━━━ DATASET ENTRIES ━━━
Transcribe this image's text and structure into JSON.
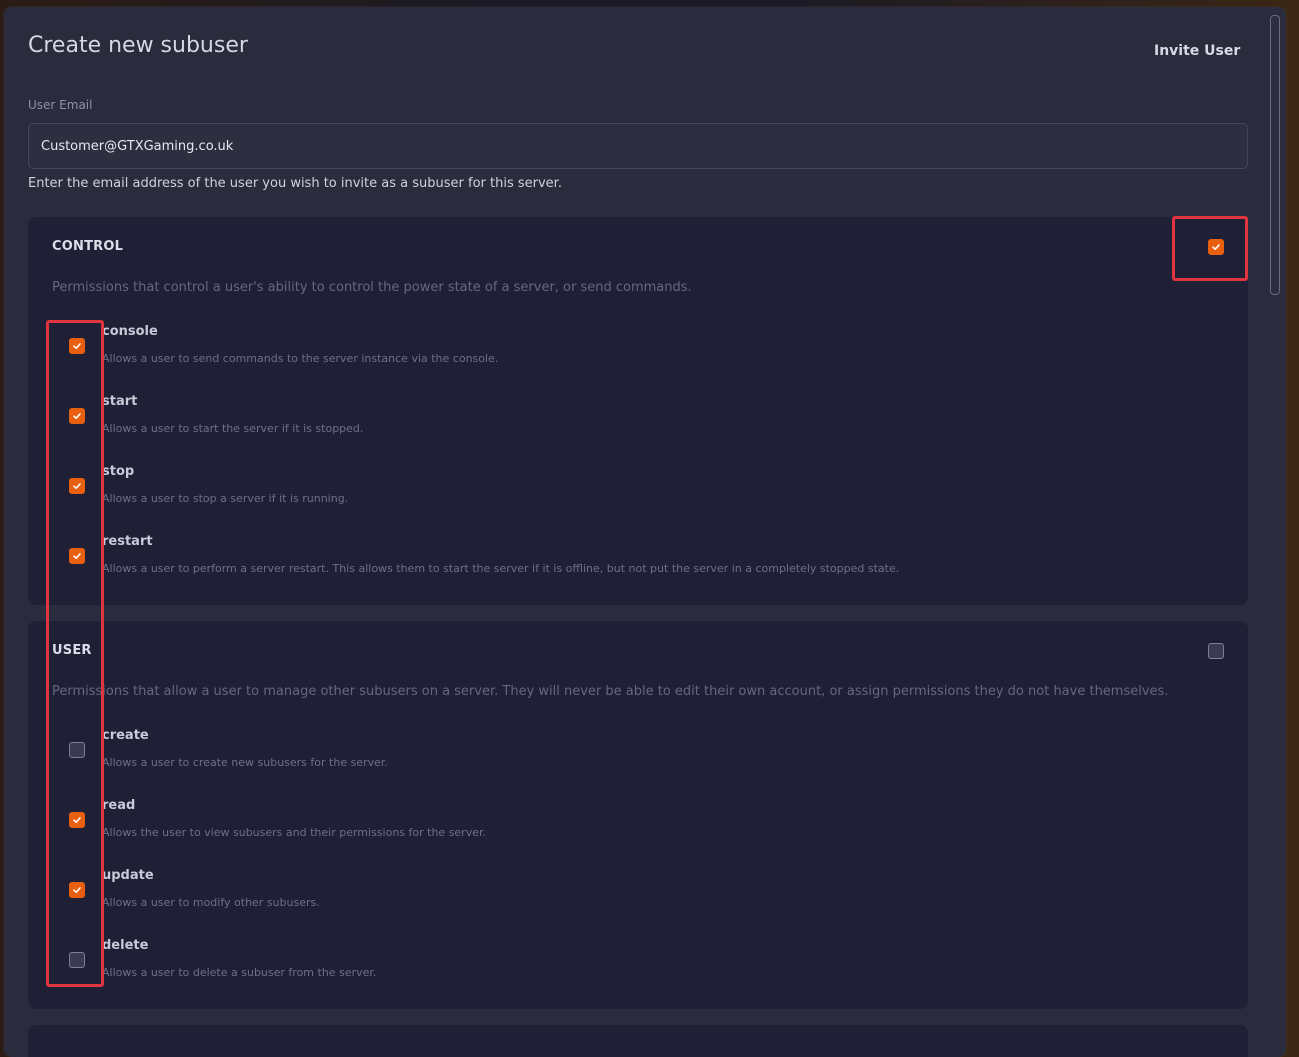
{
  "modal": {
    "title": "Create new subuser",
    "invite_button": "Invite User",
    "email_label": "User Email",
    "email_value": "Customer@GTXGaming.co.uk",
    "email_help": "Enter the email address of the user you wish to invite as a subuser for this server."
  },
  "groups": [
    {
      "title": "CONTROL",
      "description": "Permissions that control a user's ability to control the power state of a server, or send commands.",
      "all_checked": true,
      "permissions": [
        {
          "name": "console",
          "description": "Allows a user to send commands to the server instance via the console.",
          "checked": true
        },
        {
          "name": "start",
          "description": "Allows a user to start the server if it is stopped.",
          "checked": true
        },
        {
          "name": "stop",
          "description": "Allows a user to stop a server if it is running.",
          "checked": true
        },
        {
          "name": "restart",
          "description": "Allows a user to perform a server restart. This allows them to start the server if it is offline, but not put the server in a completely stopped state.",
          "checked": true
        }
      ]
    },
    {
      "title": "USER",
      "description": "Permissions that allow a user to manage other subusers on a server. They will never be able to edit their own account, or assign permissions they do not have themselves.",
      "all_checked": false,
      "permissions": [
        {
          "name": "create",
          "description": "Allows a user to create new subusers for the server.",
          "checked": false
        },
        {
          "name": "read",
          "description": "Allows the user to view subusers and their permissions for the server.",
          "checked": true
        },
        {
          "name": "update",
          "description": "Allows a user to modify other subusers.",
          "checked": true
        },
        {
          "name": "delete",
          "description": "Allows a user to delete a subuser from the server.",
          "checked": false
        }
      ]
    }
  ],
  "colors": {
    "accent": "#e8600f",
    "highlight": "#e0343f"
  }
}
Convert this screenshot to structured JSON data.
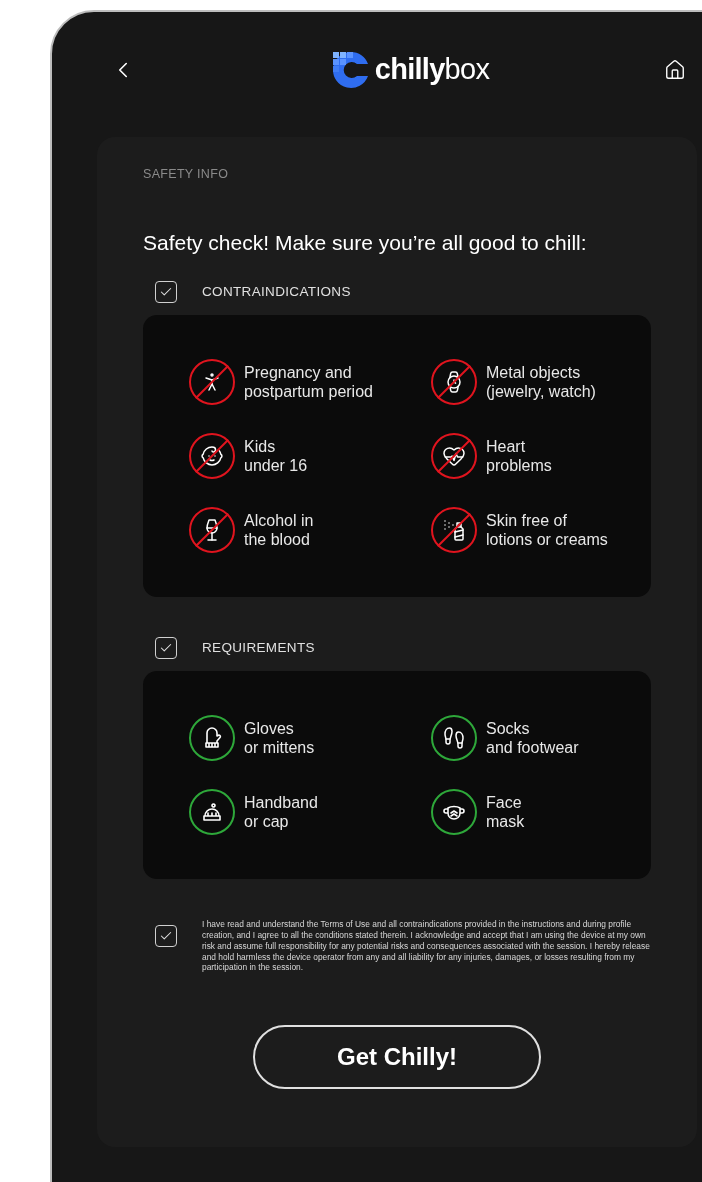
{
  "header": {
    "logo": {
      "bold": "chilly",
      "light": "box"
    }
  },
  "card": {
    "label": "SAFETY INFO",
    "title": "Safety check! Make sure you’re all good to chill:",
    "sections": [
      {
        "kind": "prohibited",
        "label": "CONTRAINDICATIONS",
        "checked": true,
        "items": [
          {
            "text": "Pregnancy and\npostpartum period"
          },
          {
            "text": "Metal objects\n(jewelry, watch)"
          },
          {
            "text": "Kids\nunder 16"
          },
          {
            "text": "Heart\nproblems"
          },
          {
            "text": "Alcohol in\nthe blood"
          },
          {
            "text": "Skin free of\nlotions or creams"
          }
        ]
      },
      {
        "kind": "required",
        "label": "REQUIREMENTS",
        "checked": true,
        "items": [
          {
            "text": "Gloves\nor mittens"
          },
          {
            "text": "Socks\nand footwear"
          },
          {
            "text": "Handband\nor cap"
          },
          {
            "text": "Face\nmask"
          }
        ]
      }
    ],
    "consent": {
      "checked": true,
      "text": "I have read and understand the Terms of Use and all contraindications provided in the instructions and during profile creation, and I agree to all the conditions stated therein. I acknowledge and accept that I am using the device at my own risk and assume full responsibility for any potential risks and consequences associated with the session. I hereby release and hold harmless the device operator from any and all liability for any injuries, damages, or losses resulting from my participation in the session."
    },
    "button": "Get Chilly!"
  }
}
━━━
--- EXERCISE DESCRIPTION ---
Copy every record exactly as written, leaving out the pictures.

--- OUTPUT OF THE TASK ---
Transcribe this image's text and structure into JSON.
{
  "modal": {
    "title": "Create new subuser",
    "invite_button": "Invite User",
    "email_label": "User Email",
    "email_value": "Customer@GTXGaming.co.uk",
    "email_help": "Enter the email address of the user you wish to invite as a subuser for this server."
  },
  "groups": [
    {
      "title": "CONTROL",
      "description": "Permissions that control a user's ability to control the power state of a server, or send commands.",
      "all_checked": true,
      "permissions": [
        {
          "name": "console",
          "description": "Allows a user to send commands to the server instance via the console.",
          "checked": true
        },
        {
          "name": "start",
          "description": "Allows a user to start the server if it is stopped.",
          "checked": true
        },
        {
          "name": "stop",
          "description": "Allows a user to stop a server if it is running.",
          "checked": true
        },
        {
          "name": "restart",
          "description": "Allows a user to perform a server restart. This allows them to start the server if it is offline, but not put the server in a completely stopped state.",
          "checked": true
        }
      ]
    },
    {
      "title": "USER",
      "description": "Permissions that allow a user to manage other subusers on a server. They will never be able to edit their own account, or assign permissions they do not have themselves.",
      "all_checked": false,
      "permissions": [
        {
          "name": "create",
          "description": "Allows a user to create new subusers for the server.",
          "checked": false
        },
        {
          "name": "read",
          "description": "Allows the user to view subusers and their permissions for the server.",
          "checked": true
        },
        {
          "name": "update",
          "description": "Allows a user to modify other subusers.",
          "checked": true
        },
        {
          "name": "delete",
          "description": "Allows a user to delete a subuser from the server.",
          "checked": false
        }
      ]
    }
  ],
  "colors": {
    "accent": "#e8600f",
    "highlight": "#e0343f"
  }
}
Convert this screenshot to structured JSON data.
{
  "header": {
    "logo": {
      "bold": "chilly",
      "light": "box"
    }
  },
  "card": {
    "label": "SAFETY INFO",
    "title": "Safety check! Make sure you’re all good to chill:",
    "sections": [
      {
        "kind": "prohibited",
        "label": "CONTRAINDICATIONS",
        "checked": true,
        "items": [
          {
            "text": "Pregnancy and\npostpartum period"
          },
          {
            "text": "Metal objects\n(jewelry, watch)"
          },
          {
            "text": "Kids\nunder 16"
          },
          {
            "text": "Heart\nproblems"
          },
          {
            "text": "Alcohol in\nthe blood"
          },
          {
            "text": "Skin free of\nlotions or creams"
          }
        ]
      },
      {
        "kind": "required",
        "label": "REQUIREMENTS",
        "checked": true,
        "items": [
          {
            "text": "Gloves\nor mittens"
          },
          {
            "text": "Socks\nand footwear"
          },
          {
            "text": "Handband\nor cap"
          },
          {
            "text": "Face\nmask"
          }
        ]
      }
    ],
    "consent": {
      "checked": true,
      "text": "I have read and understand the Terms of Use and all contraindications provided in the instructions and during profile creation, and I agree to all the conditions stated therein. I acknowledge and accept that I am using the device at my own risk and assume full responsibility for any potential risks and consequences associated with the session. I hereby release and hold harmless the device operator from any and all liability for any injuries, damages, or losses resulting from my participation in the session."
    },
    "button": "Get Chilly!"
  }
}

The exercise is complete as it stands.